Dual Monitor setup in Linux Mint 14 with xrandr

So I recently began dual booting Linux Mint 14 and Windows 7 on a Lenovo Ideapad Y580 (which was not a walk in the park, but also one of the simpler *nix installs I’ve ever done). Out of the box, Mint did not detect the correct resolution on my second monitor, maxing out at 1024×768 on the 1080p display. After wrangling with the NVIDIA proprietary drivers, I ended up installing bumblebee (I’ll try to post a complete guide on getting Linux Mint 14 working on dual boot on the Y580).

In the meantime, in order to get the monitor working in 1080p, I followed this tutorial: https://wiki.archlinux.org/index.php/Xrandr#Adding_undetected_resolutions. After successfully getting the modeline, I was able to get 1080p working, but instead of having to type those commands again, I made the following script, which you can save and use to activate your dual monitors as well.

#!/bin/sh

xrandr --newmode "1920x1080_60.00"  173.00  1920 2048 2248 2576  1080 1083 1088 1120 -hsync +vsync
xrandr --addmode VGA1 1920x1080_60.00
xrandr --output VGA1 --mode 1920x1080_60.00
xrandr --output VGA1 --primary

The first line would have to be replaced with the output from the cvt command for your desire resolution, and VGA1 with the name of the display you want to set up. Use

xrandr -q

to find the name of the display.

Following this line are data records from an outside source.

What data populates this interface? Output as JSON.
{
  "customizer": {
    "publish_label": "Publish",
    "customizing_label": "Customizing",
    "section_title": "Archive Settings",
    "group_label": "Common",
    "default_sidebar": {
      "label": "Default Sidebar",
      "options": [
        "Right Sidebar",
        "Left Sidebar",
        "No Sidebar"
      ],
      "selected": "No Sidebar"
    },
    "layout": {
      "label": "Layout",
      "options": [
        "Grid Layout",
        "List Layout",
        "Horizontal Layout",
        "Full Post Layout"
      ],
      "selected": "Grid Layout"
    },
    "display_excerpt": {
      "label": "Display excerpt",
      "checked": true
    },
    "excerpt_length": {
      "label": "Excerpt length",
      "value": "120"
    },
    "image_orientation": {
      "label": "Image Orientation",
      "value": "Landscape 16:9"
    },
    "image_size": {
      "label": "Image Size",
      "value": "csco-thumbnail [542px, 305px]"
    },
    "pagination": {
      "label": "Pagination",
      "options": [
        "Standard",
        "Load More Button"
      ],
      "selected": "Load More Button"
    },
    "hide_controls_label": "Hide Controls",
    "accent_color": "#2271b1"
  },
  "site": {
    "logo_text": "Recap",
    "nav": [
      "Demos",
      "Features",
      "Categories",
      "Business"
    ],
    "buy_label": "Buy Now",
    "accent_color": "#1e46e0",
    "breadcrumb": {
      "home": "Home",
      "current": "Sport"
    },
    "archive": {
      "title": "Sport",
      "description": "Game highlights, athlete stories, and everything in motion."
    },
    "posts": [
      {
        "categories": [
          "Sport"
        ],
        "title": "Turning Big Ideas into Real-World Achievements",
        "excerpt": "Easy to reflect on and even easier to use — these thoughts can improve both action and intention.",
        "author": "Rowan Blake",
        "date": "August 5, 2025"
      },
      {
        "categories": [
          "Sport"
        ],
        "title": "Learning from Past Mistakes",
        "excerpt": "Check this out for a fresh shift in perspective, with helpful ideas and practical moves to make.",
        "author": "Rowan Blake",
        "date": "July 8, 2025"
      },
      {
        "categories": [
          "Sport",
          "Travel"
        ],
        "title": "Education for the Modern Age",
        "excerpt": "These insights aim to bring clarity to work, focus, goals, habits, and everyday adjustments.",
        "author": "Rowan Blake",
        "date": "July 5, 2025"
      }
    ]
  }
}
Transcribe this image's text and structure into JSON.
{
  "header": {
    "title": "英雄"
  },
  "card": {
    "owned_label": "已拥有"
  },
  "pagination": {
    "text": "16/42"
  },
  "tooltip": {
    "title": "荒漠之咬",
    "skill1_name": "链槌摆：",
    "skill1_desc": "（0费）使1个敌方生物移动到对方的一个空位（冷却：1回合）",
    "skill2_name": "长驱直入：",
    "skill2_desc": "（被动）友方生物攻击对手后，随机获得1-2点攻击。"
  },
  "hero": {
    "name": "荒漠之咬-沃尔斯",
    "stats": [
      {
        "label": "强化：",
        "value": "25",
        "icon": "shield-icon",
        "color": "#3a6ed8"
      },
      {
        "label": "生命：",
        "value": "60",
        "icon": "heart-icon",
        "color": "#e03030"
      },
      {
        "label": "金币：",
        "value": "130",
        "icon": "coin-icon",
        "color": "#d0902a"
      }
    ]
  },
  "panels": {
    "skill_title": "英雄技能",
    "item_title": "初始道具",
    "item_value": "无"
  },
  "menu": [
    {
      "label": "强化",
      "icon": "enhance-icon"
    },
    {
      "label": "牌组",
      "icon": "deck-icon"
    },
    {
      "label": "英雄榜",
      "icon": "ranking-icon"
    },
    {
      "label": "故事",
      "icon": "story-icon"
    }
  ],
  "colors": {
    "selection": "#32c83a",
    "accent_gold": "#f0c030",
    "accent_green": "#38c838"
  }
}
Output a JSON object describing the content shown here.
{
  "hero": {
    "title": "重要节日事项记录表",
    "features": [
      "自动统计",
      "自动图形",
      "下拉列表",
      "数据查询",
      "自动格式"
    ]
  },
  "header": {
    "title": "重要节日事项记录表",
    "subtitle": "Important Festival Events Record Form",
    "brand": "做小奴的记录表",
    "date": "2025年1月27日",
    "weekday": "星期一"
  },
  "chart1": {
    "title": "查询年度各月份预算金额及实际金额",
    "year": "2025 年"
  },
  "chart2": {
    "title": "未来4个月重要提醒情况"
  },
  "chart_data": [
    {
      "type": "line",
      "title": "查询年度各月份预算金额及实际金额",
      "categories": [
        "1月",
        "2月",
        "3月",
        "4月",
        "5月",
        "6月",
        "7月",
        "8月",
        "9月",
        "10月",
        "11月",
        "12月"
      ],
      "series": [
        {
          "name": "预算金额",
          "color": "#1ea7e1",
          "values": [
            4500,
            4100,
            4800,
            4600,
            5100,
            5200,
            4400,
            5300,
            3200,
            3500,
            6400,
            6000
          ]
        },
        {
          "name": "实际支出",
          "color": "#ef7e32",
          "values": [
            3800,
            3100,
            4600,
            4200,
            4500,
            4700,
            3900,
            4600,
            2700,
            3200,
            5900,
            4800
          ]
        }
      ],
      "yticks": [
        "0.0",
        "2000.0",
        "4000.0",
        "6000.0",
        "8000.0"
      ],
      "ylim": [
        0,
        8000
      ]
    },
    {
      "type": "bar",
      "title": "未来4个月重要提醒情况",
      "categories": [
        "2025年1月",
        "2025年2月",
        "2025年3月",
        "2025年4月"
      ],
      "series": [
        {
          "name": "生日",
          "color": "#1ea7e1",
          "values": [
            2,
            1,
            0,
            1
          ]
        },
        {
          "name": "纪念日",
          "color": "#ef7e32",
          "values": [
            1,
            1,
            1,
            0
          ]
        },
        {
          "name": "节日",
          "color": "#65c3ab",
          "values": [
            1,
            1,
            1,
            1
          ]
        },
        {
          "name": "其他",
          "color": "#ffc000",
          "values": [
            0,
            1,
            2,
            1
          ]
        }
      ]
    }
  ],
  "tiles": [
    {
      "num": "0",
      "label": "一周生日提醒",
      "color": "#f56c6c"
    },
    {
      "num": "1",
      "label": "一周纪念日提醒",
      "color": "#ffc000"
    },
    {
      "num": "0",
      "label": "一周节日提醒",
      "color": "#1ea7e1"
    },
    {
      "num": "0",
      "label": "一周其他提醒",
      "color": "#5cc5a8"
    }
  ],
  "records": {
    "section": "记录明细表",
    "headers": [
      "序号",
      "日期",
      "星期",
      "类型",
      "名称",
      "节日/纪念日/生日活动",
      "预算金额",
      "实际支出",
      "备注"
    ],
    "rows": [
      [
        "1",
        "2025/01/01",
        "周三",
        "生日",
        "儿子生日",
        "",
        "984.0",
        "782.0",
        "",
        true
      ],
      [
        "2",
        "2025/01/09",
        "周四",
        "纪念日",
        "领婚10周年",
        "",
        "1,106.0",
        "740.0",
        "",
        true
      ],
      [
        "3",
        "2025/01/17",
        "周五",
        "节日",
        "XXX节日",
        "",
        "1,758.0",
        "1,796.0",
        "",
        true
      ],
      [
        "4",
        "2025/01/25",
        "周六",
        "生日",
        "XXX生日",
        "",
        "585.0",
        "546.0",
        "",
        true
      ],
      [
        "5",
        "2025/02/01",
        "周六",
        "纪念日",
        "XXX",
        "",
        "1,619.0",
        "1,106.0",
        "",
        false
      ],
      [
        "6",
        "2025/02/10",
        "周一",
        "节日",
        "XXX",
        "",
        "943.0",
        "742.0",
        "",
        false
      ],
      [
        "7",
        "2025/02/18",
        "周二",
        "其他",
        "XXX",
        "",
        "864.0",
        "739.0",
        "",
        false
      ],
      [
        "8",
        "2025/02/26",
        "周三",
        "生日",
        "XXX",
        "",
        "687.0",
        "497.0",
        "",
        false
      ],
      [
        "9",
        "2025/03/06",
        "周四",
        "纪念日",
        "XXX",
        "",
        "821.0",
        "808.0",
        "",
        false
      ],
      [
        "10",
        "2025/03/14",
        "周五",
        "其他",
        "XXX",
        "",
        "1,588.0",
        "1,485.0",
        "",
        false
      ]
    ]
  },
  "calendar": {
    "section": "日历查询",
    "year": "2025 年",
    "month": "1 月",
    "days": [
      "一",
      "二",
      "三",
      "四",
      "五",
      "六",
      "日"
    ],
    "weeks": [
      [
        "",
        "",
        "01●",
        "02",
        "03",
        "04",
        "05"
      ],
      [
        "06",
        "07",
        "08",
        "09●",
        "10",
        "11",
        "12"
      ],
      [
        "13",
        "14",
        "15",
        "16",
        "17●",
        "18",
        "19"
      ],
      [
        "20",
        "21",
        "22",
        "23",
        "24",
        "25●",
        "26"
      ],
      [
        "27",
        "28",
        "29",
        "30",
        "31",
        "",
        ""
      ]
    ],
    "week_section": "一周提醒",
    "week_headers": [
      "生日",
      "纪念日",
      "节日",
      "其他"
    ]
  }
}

The last line sets the second monitor as the primary display (with the application panels, etc). It can be commented if this is not what you want.

Simple, but I had some trouble finding a solution, so here you go.